Task directions: Copy out each line of the data below in which "type" appears.

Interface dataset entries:
────

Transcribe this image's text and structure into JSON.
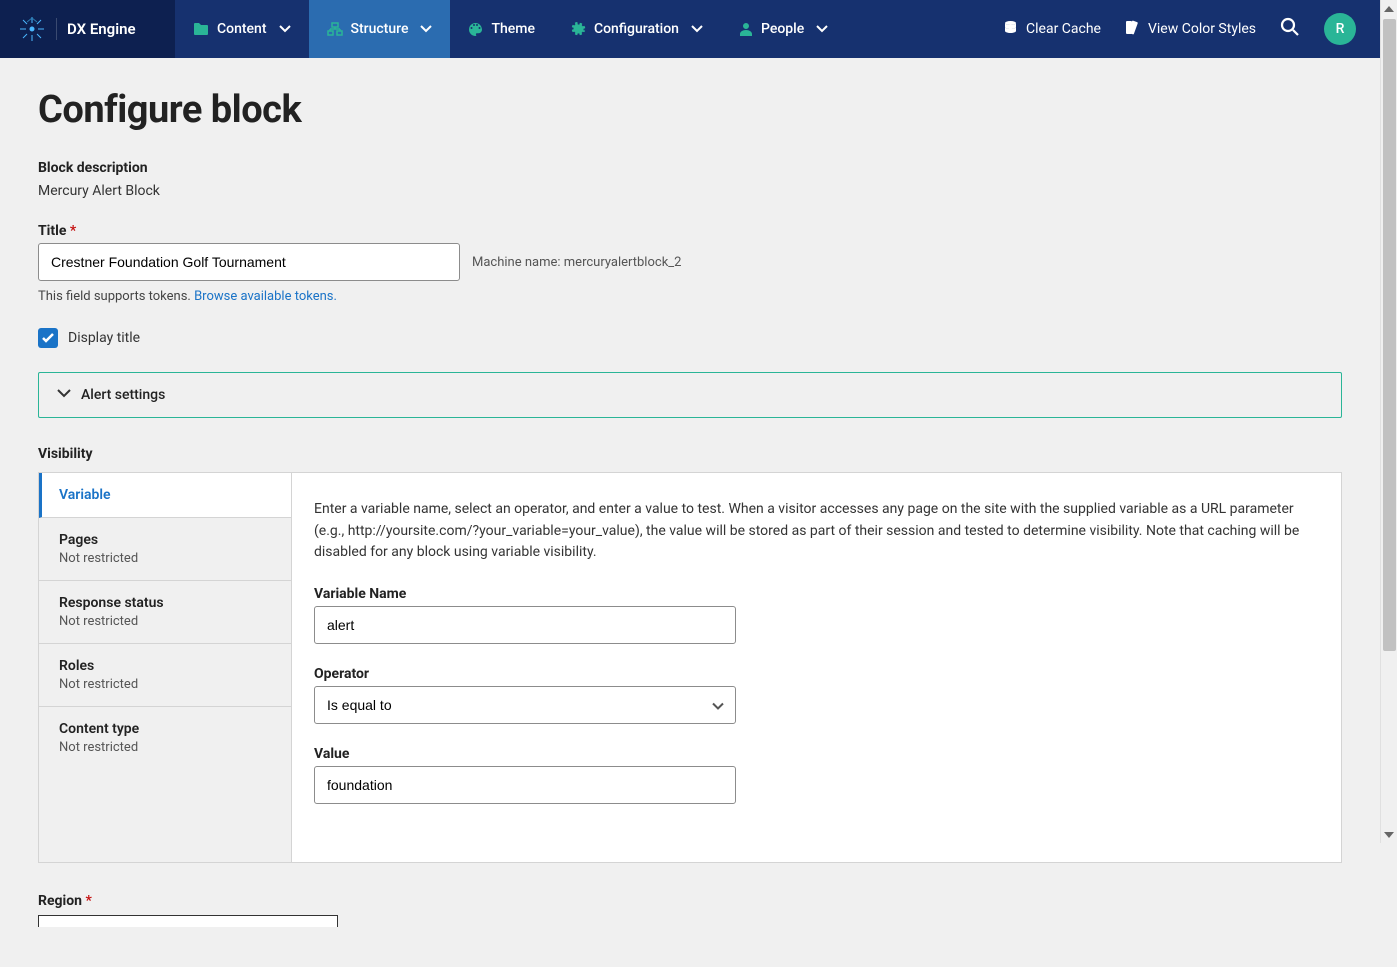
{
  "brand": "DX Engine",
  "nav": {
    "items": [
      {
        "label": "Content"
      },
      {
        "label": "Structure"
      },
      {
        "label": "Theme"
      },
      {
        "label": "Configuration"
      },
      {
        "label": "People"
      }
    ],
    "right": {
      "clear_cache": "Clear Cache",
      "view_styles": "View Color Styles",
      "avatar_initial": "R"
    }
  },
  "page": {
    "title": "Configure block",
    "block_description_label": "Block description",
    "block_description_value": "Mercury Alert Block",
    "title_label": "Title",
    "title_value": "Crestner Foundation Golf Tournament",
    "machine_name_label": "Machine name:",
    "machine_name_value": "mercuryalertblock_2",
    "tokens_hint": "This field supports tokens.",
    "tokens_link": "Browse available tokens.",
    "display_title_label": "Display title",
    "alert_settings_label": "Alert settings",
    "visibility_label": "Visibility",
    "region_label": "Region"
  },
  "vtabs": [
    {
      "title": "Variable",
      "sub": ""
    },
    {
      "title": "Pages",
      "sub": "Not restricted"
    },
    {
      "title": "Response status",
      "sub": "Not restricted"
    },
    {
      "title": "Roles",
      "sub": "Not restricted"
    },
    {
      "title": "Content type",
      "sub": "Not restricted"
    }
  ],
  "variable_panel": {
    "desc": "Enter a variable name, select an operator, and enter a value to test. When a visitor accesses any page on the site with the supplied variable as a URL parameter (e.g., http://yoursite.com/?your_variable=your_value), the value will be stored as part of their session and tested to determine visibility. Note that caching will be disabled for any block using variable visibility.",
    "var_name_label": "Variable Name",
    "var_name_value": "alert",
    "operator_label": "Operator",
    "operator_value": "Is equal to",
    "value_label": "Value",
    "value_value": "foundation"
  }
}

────

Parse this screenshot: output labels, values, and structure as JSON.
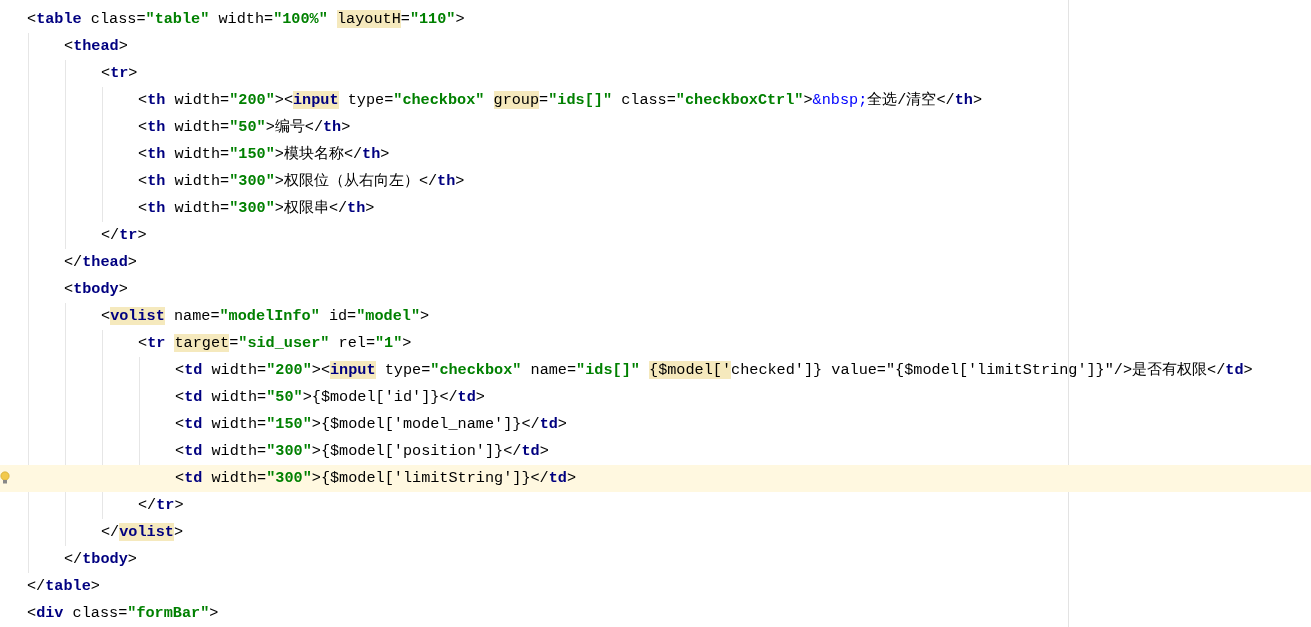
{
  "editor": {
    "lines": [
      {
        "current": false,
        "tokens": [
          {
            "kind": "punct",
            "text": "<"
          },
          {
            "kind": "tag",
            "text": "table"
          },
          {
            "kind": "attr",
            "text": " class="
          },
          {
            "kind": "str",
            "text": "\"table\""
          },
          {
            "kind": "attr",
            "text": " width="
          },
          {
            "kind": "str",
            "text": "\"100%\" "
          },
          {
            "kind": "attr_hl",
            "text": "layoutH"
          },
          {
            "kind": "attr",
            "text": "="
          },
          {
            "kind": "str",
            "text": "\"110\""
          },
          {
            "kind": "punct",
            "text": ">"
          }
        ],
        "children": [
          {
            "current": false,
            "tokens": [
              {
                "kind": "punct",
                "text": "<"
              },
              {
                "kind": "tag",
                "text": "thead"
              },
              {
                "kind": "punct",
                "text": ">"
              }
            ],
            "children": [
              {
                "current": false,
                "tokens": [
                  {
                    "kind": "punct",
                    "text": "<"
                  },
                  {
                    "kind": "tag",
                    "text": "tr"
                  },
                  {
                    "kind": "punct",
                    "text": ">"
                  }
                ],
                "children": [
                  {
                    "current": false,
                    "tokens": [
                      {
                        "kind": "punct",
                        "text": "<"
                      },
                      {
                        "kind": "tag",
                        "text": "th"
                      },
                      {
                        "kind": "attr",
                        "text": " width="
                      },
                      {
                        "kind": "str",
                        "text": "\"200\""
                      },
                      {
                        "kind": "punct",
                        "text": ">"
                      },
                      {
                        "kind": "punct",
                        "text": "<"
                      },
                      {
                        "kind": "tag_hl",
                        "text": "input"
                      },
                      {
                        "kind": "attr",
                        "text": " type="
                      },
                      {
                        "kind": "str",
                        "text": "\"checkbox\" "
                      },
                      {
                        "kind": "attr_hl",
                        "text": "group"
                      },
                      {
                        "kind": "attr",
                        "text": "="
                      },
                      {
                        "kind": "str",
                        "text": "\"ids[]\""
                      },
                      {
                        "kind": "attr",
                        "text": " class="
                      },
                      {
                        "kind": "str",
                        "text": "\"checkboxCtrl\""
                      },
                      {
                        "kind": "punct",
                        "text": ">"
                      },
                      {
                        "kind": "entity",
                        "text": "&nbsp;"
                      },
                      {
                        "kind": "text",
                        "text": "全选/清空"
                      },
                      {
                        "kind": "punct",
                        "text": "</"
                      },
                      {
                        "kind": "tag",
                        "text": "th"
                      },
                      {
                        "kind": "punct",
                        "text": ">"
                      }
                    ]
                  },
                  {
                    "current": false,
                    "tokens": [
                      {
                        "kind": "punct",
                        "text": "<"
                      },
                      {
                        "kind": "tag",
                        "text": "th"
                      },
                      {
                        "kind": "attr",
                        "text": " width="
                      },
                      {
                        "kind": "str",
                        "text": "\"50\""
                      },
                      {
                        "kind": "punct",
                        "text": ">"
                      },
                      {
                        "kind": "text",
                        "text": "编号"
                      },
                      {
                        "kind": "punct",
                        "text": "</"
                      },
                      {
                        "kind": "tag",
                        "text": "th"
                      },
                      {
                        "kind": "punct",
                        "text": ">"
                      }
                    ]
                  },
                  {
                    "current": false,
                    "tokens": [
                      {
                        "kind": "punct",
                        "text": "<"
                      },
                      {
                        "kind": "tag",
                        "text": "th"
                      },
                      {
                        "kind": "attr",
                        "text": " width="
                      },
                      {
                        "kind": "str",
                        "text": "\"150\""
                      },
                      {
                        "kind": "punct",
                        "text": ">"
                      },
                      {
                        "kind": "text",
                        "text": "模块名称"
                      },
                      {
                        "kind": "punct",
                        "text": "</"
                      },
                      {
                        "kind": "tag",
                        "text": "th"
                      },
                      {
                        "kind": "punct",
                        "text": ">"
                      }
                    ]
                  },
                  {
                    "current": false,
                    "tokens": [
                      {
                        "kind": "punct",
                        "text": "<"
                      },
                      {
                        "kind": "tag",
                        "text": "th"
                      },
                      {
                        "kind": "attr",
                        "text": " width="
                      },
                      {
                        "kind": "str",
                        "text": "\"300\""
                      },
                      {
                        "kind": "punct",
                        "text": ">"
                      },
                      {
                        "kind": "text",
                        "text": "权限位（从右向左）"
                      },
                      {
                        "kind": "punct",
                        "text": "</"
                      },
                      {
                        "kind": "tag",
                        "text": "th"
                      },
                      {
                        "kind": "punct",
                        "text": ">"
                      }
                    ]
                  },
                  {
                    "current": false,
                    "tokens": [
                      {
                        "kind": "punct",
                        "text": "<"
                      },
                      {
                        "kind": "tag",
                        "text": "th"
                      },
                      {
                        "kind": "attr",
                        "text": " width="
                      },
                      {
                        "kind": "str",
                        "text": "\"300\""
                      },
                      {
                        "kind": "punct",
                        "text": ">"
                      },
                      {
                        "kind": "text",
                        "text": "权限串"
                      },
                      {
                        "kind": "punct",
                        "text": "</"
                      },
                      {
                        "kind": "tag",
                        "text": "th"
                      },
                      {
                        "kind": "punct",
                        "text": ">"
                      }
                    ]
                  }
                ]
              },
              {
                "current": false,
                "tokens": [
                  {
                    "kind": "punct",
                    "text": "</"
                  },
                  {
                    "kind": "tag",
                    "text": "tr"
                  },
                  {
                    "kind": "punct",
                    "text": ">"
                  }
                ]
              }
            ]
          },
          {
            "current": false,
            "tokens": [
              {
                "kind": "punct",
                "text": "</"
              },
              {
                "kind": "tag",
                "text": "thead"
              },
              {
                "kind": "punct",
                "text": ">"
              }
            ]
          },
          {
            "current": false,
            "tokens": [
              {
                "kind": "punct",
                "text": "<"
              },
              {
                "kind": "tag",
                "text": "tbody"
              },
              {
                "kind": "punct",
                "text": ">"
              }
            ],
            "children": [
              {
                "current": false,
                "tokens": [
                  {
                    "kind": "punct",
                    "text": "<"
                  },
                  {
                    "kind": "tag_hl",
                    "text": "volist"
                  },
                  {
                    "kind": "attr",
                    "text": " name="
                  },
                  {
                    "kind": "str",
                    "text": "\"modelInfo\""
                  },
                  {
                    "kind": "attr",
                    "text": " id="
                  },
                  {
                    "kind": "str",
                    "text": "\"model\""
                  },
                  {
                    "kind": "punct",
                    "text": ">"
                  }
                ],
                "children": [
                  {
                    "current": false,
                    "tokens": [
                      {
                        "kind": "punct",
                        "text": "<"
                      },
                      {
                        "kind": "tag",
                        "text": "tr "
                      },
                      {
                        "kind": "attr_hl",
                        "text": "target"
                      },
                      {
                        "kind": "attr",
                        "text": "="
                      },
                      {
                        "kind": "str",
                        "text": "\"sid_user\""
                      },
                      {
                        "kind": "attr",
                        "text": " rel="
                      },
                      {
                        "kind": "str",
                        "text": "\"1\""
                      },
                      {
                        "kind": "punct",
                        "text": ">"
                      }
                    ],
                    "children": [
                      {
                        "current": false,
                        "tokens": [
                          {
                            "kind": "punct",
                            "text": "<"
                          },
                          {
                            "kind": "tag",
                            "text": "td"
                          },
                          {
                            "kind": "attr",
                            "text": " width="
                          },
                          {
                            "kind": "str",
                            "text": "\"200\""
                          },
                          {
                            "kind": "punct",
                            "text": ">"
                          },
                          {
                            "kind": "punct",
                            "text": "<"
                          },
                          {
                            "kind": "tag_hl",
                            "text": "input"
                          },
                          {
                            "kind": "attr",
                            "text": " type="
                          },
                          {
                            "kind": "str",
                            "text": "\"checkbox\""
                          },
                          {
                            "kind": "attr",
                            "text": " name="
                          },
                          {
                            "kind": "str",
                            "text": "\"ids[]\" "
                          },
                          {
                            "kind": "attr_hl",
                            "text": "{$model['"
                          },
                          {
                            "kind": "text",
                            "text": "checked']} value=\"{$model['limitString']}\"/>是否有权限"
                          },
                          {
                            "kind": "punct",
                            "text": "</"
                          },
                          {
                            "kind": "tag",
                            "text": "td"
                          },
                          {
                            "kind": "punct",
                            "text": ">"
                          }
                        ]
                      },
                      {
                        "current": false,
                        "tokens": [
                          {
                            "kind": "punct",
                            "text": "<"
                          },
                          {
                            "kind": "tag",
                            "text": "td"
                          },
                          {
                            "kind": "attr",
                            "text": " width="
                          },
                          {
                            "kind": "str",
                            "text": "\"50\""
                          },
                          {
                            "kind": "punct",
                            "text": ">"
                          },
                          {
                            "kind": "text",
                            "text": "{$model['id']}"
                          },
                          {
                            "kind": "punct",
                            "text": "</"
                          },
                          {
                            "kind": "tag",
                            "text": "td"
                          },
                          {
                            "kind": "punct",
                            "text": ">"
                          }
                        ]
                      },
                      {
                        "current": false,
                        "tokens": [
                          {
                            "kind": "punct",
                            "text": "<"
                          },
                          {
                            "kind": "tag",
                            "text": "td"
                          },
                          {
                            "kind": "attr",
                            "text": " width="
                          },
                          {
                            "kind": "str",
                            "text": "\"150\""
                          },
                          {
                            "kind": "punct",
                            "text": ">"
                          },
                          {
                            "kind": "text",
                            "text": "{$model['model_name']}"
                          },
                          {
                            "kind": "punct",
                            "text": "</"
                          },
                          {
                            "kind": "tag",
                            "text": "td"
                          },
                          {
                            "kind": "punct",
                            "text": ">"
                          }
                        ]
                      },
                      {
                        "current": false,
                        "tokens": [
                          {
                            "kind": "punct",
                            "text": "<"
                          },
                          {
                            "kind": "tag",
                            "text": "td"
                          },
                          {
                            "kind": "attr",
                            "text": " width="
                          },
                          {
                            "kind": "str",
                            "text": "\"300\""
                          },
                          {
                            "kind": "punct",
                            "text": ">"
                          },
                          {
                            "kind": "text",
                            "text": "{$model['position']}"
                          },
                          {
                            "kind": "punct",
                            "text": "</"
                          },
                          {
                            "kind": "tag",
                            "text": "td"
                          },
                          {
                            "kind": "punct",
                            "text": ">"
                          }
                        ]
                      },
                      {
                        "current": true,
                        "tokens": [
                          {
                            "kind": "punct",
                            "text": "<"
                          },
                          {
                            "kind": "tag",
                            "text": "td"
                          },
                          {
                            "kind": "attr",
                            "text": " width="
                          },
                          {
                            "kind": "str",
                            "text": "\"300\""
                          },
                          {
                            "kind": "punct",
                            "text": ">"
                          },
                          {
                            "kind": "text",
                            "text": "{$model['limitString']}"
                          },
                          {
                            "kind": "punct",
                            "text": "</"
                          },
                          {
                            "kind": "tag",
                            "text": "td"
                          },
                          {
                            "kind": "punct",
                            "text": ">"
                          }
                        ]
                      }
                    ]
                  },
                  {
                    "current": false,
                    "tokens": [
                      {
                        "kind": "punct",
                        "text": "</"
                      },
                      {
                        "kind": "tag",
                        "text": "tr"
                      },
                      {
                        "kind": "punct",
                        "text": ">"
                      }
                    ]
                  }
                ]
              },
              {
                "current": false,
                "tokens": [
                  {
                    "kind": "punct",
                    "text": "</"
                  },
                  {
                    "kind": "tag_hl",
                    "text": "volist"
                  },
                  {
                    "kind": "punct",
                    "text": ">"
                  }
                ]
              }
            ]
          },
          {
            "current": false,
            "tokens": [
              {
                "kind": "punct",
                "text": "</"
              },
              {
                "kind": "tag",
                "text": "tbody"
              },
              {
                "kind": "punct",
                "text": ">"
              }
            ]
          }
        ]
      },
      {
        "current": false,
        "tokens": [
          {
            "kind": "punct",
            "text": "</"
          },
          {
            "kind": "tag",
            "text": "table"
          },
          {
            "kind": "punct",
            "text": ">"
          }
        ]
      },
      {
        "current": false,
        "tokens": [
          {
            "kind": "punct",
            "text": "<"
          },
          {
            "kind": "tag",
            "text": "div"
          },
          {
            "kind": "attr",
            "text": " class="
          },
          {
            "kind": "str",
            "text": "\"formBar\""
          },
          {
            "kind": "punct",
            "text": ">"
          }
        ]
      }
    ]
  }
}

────

Output below:
      "title": "Content type",
                        "text": " type="
                            "text": " type="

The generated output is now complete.